DeLima was expecting his 20-year-old son to fly in from Oakland, Calif., on ATA Saturday, but is now trying to make other arrangements.
"It's a double whammy this week for us," DeLima said. "I'm kinda scared now to buy tickets from airlines. Who's gonna shut down? Scary times."
In Honolulu, state transportation officials stayed at the empty ATA terminal, directing confused travelers to other airlines and answering questions.
Only several dozen showed up yesterday because hotels had notified their customers about the closure, said state transportation spokesman Scott Ishikawa. "We wanted to cut down the confusion at the airport," he said.
Judy and Tom Waldera were surprised to see no one at the ATA counter. They were scheduled to fly ATA on the way back to Idaho Thursday.
They spent yesterday morning "window shopping" for different ticket prices. They found one for $300, but they would have to cut their vacation short by a day. Other tickets went upward of $700 each.
"We're lucky because we have a week," Judy Waldera said. "There are people back at the hotel who are just screwed."
The Associated Press contributed to this report.
FREQUENTLY ASKED QUESTIONS
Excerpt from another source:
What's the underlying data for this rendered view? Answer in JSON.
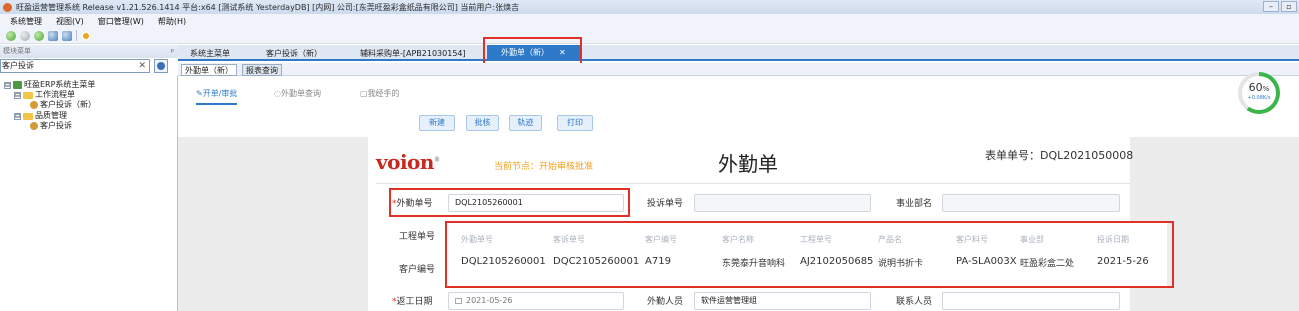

What should I do if I only used the first part of my ATA ticket and now need to complete my trip?
You should try to make arrangements on other airlines. ATA has asked other airlines serving its routes to assist ATA travelers. However, other U.S. scheduled airlines are not obligated to honor ATA tickets.
Will other airlines honor unused ATA tickets?
ATA has asked the following airlines serving Hawaii to assist ATA travelers: American Airlines, (800) 433-7300, www.aa.com; Continental Airlines, (800) 523-3273, www.continental.com; Delta Airlines, (800) 221-1212, www.delta.com; Hawaiian Airlines, (800) 367-5320, www.hawaiianairlines.com; Northwest Airlines, (800) 225-2525, www.nwa.com; United Airlines, (800) 864-8331, www.united.com; USAirways, (800) 428-4322, www.usairways.com; and Alaska Airlines (800) 252-7522, www.alaskaairlines.com.
Whom can customers contact if they have more questions?
Customers may send an e-mail to email@example.com. With the question, please provide contact information, including name, address, dates of travel, itinerary and ticket numbers.